— DATA —
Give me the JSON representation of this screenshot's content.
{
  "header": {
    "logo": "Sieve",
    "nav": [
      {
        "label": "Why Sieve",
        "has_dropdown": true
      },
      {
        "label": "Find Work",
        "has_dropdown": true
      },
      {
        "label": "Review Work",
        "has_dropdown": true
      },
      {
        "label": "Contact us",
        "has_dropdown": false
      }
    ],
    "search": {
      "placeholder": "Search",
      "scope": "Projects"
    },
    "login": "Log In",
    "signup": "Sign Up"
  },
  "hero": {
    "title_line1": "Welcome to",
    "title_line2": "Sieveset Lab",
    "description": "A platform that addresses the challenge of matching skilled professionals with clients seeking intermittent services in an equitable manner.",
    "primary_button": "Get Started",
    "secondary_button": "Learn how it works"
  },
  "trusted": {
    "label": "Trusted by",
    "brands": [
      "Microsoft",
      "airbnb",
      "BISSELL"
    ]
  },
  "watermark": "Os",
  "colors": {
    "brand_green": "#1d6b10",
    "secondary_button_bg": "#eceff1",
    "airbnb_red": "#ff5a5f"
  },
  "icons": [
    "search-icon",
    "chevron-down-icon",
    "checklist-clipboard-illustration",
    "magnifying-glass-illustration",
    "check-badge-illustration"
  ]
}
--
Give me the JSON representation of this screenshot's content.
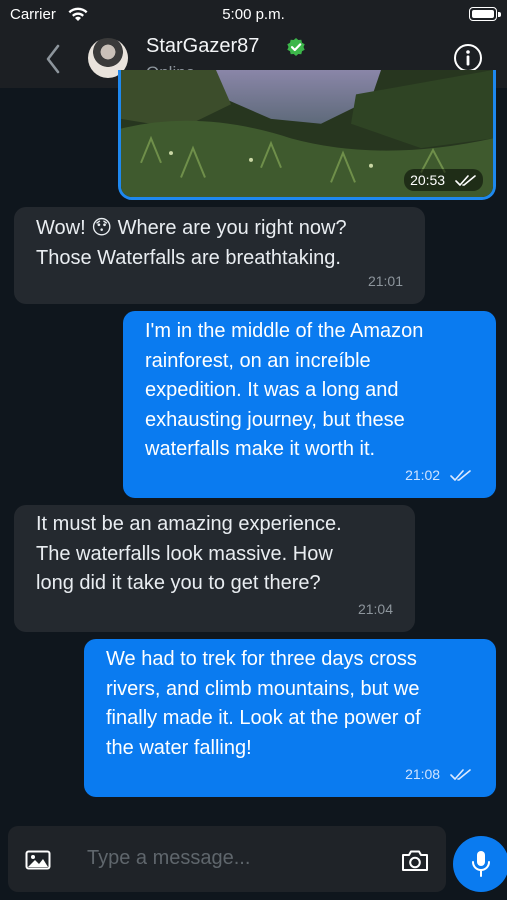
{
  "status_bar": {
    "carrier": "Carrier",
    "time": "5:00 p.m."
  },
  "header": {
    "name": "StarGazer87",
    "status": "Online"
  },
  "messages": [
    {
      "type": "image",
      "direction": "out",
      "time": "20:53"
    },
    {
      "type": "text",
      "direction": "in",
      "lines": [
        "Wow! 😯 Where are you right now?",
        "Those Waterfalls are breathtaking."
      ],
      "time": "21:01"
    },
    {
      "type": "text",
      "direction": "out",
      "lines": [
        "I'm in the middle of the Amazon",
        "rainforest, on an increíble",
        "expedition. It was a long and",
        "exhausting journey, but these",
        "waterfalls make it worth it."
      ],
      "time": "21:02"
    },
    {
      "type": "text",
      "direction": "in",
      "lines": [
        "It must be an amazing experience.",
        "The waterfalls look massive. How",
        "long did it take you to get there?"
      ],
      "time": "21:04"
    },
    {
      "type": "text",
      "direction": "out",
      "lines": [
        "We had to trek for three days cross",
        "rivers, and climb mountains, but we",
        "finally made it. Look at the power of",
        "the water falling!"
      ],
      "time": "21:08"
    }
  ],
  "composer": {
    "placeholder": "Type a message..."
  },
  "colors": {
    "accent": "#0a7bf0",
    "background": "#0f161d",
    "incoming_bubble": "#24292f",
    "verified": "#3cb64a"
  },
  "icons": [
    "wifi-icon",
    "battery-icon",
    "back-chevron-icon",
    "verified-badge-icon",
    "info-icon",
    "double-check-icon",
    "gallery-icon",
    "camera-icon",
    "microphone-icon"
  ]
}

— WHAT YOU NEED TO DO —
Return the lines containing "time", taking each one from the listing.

— ANSWER TO THIS TASK —
    "time": "5:00 p.m."
      "time": "20:53"
      "time": "21:01"
      "time": "21:02"
      "time": "21:04"
      "time": "21:08"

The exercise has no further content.